I ran into Robin Enrico, who was just as impressed with the turnout as I was, and looked around for a few more folks that seemed to have split early. Much of the work I looked at had screaming silk screened covers, popping with aggressive colors, which is neat, but I am a gal in need of a little more narrative. Thanks for making me feel old. I didn't end up picking up any books by unknown folks, one of my favorite things to do at conventions, or catch any of the panels; I am going to blame unpreparedness.

I did however get issues 7 & 8 of Jumbly Junkery by L. Nichols. I have the first two issues somewhere and upon flip through it seemed like her work had evolved over the issues I missed. Inside covers much like the ones mentioned above are several short stories, mixing autobio and philosophical ponderings, dashed with a healthy dose of cat shenanigans.

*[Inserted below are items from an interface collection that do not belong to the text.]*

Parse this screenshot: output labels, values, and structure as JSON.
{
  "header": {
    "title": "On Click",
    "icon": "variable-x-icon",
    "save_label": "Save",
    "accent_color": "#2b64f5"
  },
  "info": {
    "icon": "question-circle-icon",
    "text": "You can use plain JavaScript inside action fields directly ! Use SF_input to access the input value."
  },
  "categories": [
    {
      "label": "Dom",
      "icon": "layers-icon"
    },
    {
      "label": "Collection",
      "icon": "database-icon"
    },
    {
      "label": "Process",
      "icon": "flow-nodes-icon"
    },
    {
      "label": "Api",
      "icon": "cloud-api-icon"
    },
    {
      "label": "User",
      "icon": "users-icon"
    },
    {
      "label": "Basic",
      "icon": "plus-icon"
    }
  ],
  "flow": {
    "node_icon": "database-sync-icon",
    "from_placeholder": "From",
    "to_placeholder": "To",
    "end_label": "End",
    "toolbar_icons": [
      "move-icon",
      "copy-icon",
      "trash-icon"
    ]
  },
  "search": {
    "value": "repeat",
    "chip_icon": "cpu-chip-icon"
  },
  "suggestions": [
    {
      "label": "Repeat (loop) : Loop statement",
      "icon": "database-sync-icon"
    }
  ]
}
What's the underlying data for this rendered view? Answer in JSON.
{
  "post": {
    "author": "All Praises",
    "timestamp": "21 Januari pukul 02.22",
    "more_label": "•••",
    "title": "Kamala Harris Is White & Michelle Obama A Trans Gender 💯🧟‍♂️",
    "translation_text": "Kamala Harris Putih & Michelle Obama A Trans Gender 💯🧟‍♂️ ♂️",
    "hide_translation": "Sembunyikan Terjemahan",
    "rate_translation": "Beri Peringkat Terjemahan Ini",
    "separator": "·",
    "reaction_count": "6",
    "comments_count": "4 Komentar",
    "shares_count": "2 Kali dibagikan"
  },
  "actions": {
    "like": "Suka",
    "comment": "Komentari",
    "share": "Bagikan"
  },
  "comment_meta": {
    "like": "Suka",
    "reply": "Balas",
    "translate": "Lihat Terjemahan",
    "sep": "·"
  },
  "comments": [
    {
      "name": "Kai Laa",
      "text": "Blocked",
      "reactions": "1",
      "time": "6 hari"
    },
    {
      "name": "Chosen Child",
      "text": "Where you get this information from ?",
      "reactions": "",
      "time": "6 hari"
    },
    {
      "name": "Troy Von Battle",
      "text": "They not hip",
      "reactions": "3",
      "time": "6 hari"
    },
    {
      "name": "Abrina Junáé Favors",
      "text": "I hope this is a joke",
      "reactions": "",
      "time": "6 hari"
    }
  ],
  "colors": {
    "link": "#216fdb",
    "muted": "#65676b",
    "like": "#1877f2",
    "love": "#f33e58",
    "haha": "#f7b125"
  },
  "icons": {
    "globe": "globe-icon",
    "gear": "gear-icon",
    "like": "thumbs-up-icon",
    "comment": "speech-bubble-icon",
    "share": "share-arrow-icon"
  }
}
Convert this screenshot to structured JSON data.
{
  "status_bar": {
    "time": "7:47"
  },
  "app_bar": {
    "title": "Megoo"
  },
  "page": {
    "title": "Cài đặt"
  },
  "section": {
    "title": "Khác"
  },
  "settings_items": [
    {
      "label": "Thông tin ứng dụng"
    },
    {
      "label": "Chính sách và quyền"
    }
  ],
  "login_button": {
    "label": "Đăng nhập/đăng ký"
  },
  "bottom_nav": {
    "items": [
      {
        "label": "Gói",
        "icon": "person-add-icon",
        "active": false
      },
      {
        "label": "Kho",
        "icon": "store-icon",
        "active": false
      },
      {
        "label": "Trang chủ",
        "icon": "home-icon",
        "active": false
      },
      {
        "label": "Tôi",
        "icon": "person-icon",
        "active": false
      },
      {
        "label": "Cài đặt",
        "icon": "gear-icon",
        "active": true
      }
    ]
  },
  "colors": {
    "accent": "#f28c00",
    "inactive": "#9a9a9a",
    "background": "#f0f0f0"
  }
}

Though I dislike cat comics in general, Nichols' work for me. I really enjoyed talking with her and her wife about scifi shows and greatly enjoyed the recommendations she made. I will now give Fringe a spin on hulu when I get the time.

Our time at the church ended on a nice note when we discovered that no one had stolen our umbrellas. I am already looking forward to the next one.

Friday, December 04, 2009

señora moves

Tonight I had the weirdest book swap so far. I hurt my back last night and this morning was greeted with a day of slightly less pain, slightly more range of motion. It took me four hours to clean two rooms. Sweeping involved almost yogic flexibility and I am not even going to tell you about shimmying into my clothes for the evening. I worried over not having enough snacks, since I couldn't cook due to my back. I busted out the good wine and finally sat down to summon my elusive inner hostess. Then, except for one early arrival, no one showed up.

An hour later, a handful of good friends appeared, late as usual, and after a few back-n-forths about books, we ordered some food, chatted about everything and watched one of the worst movies I have ever seen. I removed my shoes, then unzipped my pants. Good times.

But, but, but--

What happened to everybody else?

More freshly-purchased toilet paper for me, I guess.


Six more days to send me your contest entries. Here are the details again:

Spin me a narrative inspired by this search term gem:
"hard won wisdom being honest true asshole."

As always, any bloggable form is acceptable. Email me your entries.
The winning entry will be published here, and you will win a box of amazing from tryharderland.

DEADLINE: December 10, 2009


Not only is Saturday the birthday of my favorite person, but two neato art things are happening:

The first Brooklyn Comics & Graphics Festival:
There will be some European vendors there to check out along with the usual art comics crowd.

Paths Less Traveled is opening at Giant Robot NYC, featuring work by Allison Cole, Julia Rothman, Daria Tessler, and Jing Wei.

Wednesday, December 02, 2009

Despite appearances, not a Rastafarian dog abuser

To build on my last post:

Between the weed smoke wafting up through the floorboards and the howling dogs in the apartment above, I am having a little distraction problem in my workspace. I usually work at my desk in my book-laden bedroom or at my magazine and mail-strewn table. I sit in one of a few uncomfortable chairs--and they've got to be near a plug because the built-in obsolescence of my laptop's battery is in full effect. On a pretty day I get souped up by the sun, but recently the drear is getting to me. When I am writing, I prefer quiet. Let me tell you, the stimulating powers of avant jazz don't knock the words loose, no matter what some people think. But, if I am doing research or making a spreadsheet or something, it's talky podcasts all the way.

How do you do what you do?